I have been doing photography now for a bit. The first few were more hobby, but as my interest grew so did my need for knowledge and of course equipment. I am still learnign lighting but i do know how to improvise.
There are a lot of tools that a photographer uses in his trade. Among the obvious besides the camera are things like: tripods, lenses, reflectors, backdrops, props, film, memory cards and of course LIGHTS.
Lights, I have found, can be very expensive, butâ¦ You can take some cost saving, intelligent and crafty ideas and work around the need for expensive lights. Eventually, you may want to invest it that expensive on camera flash, some fancy strobes and other things, but for beginner photographers I can recommend several options.
When I first started, I would shoot outside, where you can get some of the best light for your photography. But for nighttime or indoors, I had to find an affordable way to light my models.
How did I do this? Well, I bought some of those aluminum clamp lights from walmart and some nice bulbs, like the spotlights. Each light has different effects, but be careful as some can really be harsh on your models. Because they are not to expensive, you can afford to experiment and see what works best for you.

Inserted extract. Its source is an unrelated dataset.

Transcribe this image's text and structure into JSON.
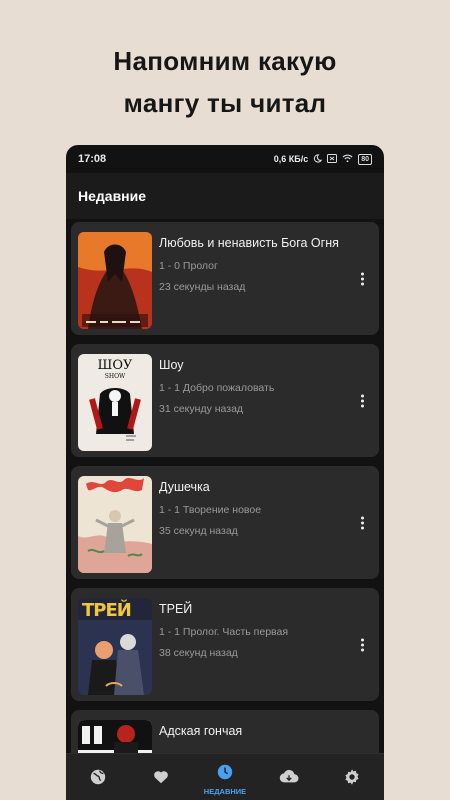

Another method that I found not too long ago on youtube is in a tutorial called
Fashion Lighting on a Budget
This tutorial by Dave Greene
was very informative. It has a lot of useful material. Getting a couple of light fixtures and some bulbs that produce light similar to that to what you get during the day from the sun. The best part is that you only spend around $50. You might have to add in a little extra into your budget for some stands to hold the lights but hey you are saving a ton of money already.
If you do a search on google, you can find all sorts of tutorials on lighting techniques people use, but for beginning photographers, these simple setups can help you a great deal when getting started.
I suggested mixing up both and playing with the lights in all sorts of placements to get everything from strong contrasts to smooth overall lighting. On the florescent lights, they do not get overly hot in temperature so you can actually diffuse the light by putting light cloth over them for added effect as well.
I have seen a lot of threads asking about lighting so I hope this helps some people and if anyone else has anything else to add or ideas, please feel free.